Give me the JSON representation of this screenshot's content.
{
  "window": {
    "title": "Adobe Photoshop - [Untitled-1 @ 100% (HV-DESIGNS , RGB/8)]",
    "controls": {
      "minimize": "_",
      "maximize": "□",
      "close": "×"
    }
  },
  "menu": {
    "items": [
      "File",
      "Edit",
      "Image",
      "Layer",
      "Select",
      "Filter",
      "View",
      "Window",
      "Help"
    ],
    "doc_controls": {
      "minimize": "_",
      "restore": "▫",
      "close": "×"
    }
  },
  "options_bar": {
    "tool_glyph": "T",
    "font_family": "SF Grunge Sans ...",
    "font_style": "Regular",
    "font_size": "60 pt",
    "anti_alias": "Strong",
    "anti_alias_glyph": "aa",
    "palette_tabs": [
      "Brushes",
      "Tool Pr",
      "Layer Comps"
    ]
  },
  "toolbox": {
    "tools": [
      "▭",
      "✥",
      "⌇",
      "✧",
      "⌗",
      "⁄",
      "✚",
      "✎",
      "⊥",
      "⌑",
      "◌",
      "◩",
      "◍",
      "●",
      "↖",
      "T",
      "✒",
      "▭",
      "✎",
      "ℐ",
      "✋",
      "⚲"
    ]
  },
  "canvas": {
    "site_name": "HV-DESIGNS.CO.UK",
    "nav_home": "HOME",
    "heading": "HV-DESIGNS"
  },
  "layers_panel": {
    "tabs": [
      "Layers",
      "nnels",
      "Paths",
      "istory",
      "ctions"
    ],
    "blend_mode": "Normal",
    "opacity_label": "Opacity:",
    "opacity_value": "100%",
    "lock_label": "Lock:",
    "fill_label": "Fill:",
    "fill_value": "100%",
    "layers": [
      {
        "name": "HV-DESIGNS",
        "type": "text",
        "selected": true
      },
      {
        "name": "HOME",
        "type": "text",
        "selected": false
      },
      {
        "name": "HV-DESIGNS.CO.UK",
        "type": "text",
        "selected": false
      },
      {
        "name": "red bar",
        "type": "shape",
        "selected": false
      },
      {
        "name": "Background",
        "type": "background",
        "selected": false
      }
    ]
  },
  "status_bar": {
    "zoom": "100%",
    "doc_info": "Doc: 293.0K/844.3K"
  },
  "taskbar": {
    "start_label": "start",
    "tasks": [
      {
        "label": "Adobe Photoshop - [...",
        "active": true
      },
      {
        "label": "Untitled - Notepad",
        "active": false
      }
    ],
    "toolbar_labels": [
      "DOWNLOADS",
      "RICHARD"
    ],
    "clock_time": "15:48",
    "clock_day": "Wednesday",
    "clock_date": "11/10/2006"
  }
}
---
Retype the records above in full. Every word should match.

Give me the JSON representation of this screenshot's content.
{
  "window": {
    "title": "Adobe Photoshop - [Untitled-1 @ 100% (HV-DESIGNS , RGB/8)]",
    "controls": {
      "minimize": "_",
      "maximize": "□",
      "close": "×"
    }
  },
  "menu": {
    "items": [
      "File",
      "Edit",
      "Image",
      "Layer",
      "Select",
      "Filter",
      "View",
      "Window",
      "Help"
    ],
    "doc_controls": {
      "minimize": "_",
      "restore": "▫",
      "close": "×"
    }
  },
  "options_bar": {
    "tool_glyph": "T",
    "font_family": "SF Grunge Sans ...",
    "font_style": "Regular",
    "font_size": "60 pt",
    "anti_alias": "Strong",
    "anti_alias_glyph": "aa",
    "palette_tabs": [
      "Brushes",
      "Tool Pr",
      "Layer Comps"
    ]
  },
  "toolbox": {
    "tools": [
      "▭",
      "✥",
      "⌇",
      "✧",
      "⌗",
      "⁄",
      "✚",
      "✎",
      "⊥",
      "⌑",
      "◌",
      "◩",
      "◍",
      "●",
      "↖",
      "T",
      "✒",
      "▭",
      "✎",
      "ℐ",
      "✋",
      "⚲"
    ]
  },
  "canvas": {
    "site_name": "HV-DESIGNS.CO.UK",
    "nav_home": "HOME",
    "heading": "HV-DESIGNS"
  },
  "layers_panel": {
    "tabs": [
      "Layers",
      "nnels",
      "Paths",
      "istory",
      "ctions"
    ],
    "blend_mode": "Normal",
    "opacity_label": "Opacity:",
    "opacity_value": "100%",
    "lock_label": "Lock:",
    "fill_label": "Fill:",
    "fill_value": "100%",
    "layers": [
      {
        "name": "HV-DESIGNS",
        "type": "text",
        "selected": true
      },
      {
        "name": "HOME",
        "type": "text",
        "selected": false
      },
      {
        "name": "HV-DESIGNS.CO.UK",
        "type": "text",
        "selected": false
      },
      {
        "name": "red bar",
        "type": "shape",
        "selected": false
      },
      {
        "name": "Background",
        "type": "background",
        "selected": false
      }
    ]
  },
  "status_bar": {
    "zoom": "100%",
    "doc_info": "Doc: 293.0K/844.3K"
  },
  "taskbar": {
    "start_label": "start",
    "tasks": [
      {
        "label": "Adobe Photoshop - [...",
        "active": true
      },
      {
        "label": "Untitled - Notepad",
        "active": false
      }
    ],
    "toolbar_labels": [
      "DOWNLOADS",
      "RICHARD"
    ],
    "clock_time": "15:48",
    "clock_day": "Wednesday",
    "clock_date": "11/10/2006"
  }
}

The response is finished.